§ **ASSIGNMENT**
Look through the records below, and whenever a line contains "JSON", copy it.

§ **INPUT MATERIAL**

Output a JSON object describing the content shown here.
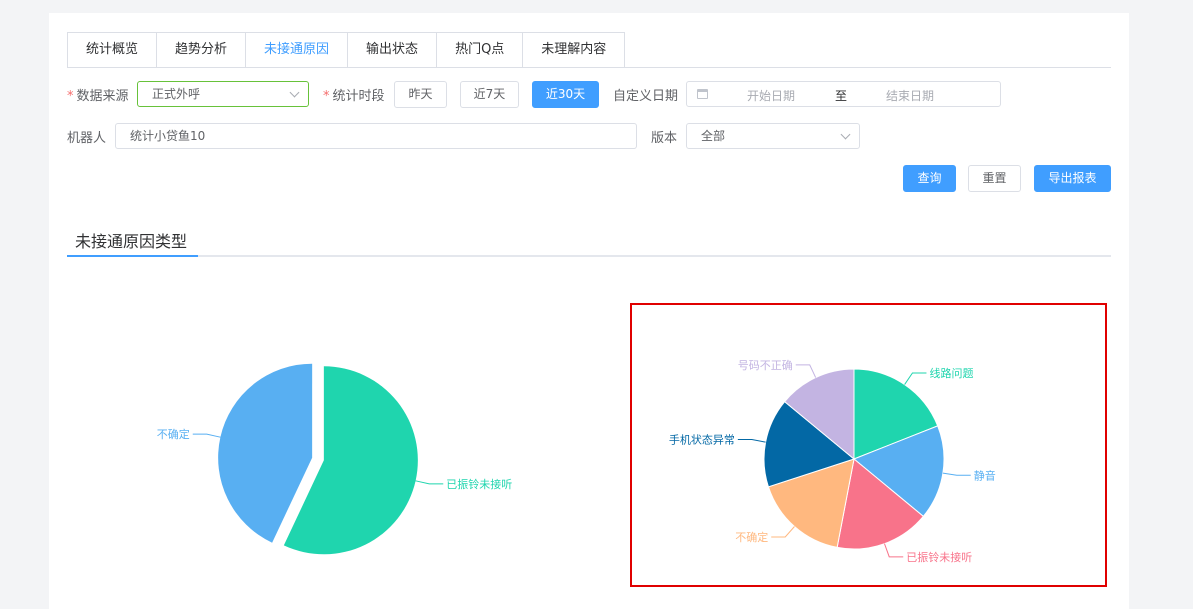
{
  "tabs": [
    "统计概览",
    "趋势分析",
    "未接通原因",
    "输出状态",
    "热门Q点",
    "未理解内容"
  ],
  "active_tab": "未接通原因",
  "filters": {
    "source_label": "数据来源",
    "source_value": "正式外呼",
    "period_label": "统计时段",
    "period_buttons": [
      "昨天",
      "近7天",
      "近30天"
    ],
    "period_active": "近30天",
    "custom_date_label": "自定义日期",
    "start_placeholder": "开始日期",
    "date_separator": "至",
    "end_placeholder": "结束日期",
    "robot_label": "机器人",
    "robot_value": "统计小贷鱼10",
    "version_label": "版本",
    "version_value": "全部"
  },
  "actions": {
    "query": "查询",
    "reset": "重置",
    "export": "导出报表"
  },
  "section_title": "未接通原因类型",
  "colors": {
    "primary": "#409eff",
    "teal": "#1fd5ae",
    "blue": "#58aff2",
    "pink": "#f8738a",
    "orange": "#ffb87f",
    "navy": "#0368a5",
    "lavender": "#c3b4e2",
    "highlight": "#e00000"
  },
  "chart_data": [
    {
      "type": "pie",
      "labels": [
        "已振铃未接听",
        "不确定"
      ],
      "values": [
        57,
        43
      ],
      "colors": [
        "#1fd5ae",
        "#58aff2"
      ]
    },
    {
      "type": "pie",
      "labels": [
        "线路问题",
        "静音",
        "已振铃未接听",
        "不确定",
        "手机状态异常",
        "号码不正确"
      ],
      "values": [
        19,
        17,
        17,
        17,
        16,
        14
      ],
      "colors": [
        "#1fd5ae",
        "#58aff2",
        "#f8738a",
        "#ffb87f",
        "#0368a5",
        "#c3b4e2"
      ]
    }
  ]
}
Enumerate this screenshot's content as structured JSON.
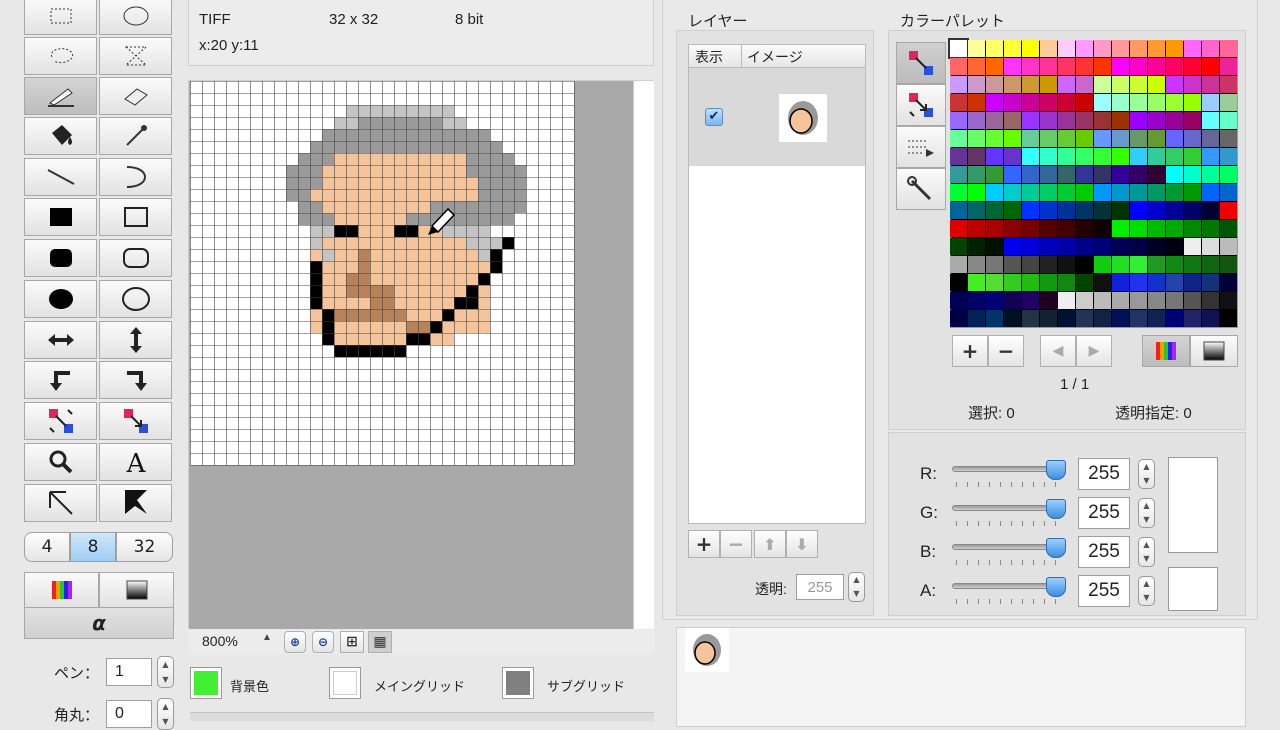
{
  "info": {
    "format": "TIFF",
    "size": "32 x 32",
    "depth": "8 bit",
    "coords": "x:20 y:11"
  },
  "pen": {
    "size_options": [
      "4",
      "8",
      "32"
    ],
    "selected_size": "8",
    "alpha_symbol": "α",
    "pen_label": "ペン：",
    "pen_value": "1",
    "round_label": "角丸：",
    "round_value": "0"
  },
  "zoom": {
    "value": "800%"
  },
  "bottom_bar": {
    "bg_label": "背景色",
    "main_grid_label": "メイングリッド",
    "sub_grid_label": "サブグリッド",
    "bg_color": "#44ee33",
    "sub_grid_color": "#808080"
  },
  "layers": {
    "title": "レイヤー",
    "col_show": "表示",
    "col_image": "イメージ",
    "opacity_label": "透明:",
    "opacity_value": "255"
  },
  "palette": {
    "title": "カラーパレット",
    "page": "1 / 1",
    "selected_label": "選択: 0",
    "transparent_label": "透明指定: 0"
  },
  "rgba": {
    "channels": [
      {
        "label": "R:",
        "value": "255"
      },
      {
        "label": "G:",
        "value": "255"
      },
      {
        "label": "B:",
        "value": "255"
      },
      {
        "label": "A:",
        "value": "255"
      }
    ]
  },
  "colors": {
    "skin": "#f5c49b",
    "hair": "#9a9a9a",
    "hair_light": "#c4c4c4",
    "outline": "#000000",
    "brown": "#b7825a",
    "accent_select": "#1e90ff"
  }
}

§ **FINISHED TASK**
Output a JSON object describing the content shown here.
Enumerate this screenshot's content as structured JSON.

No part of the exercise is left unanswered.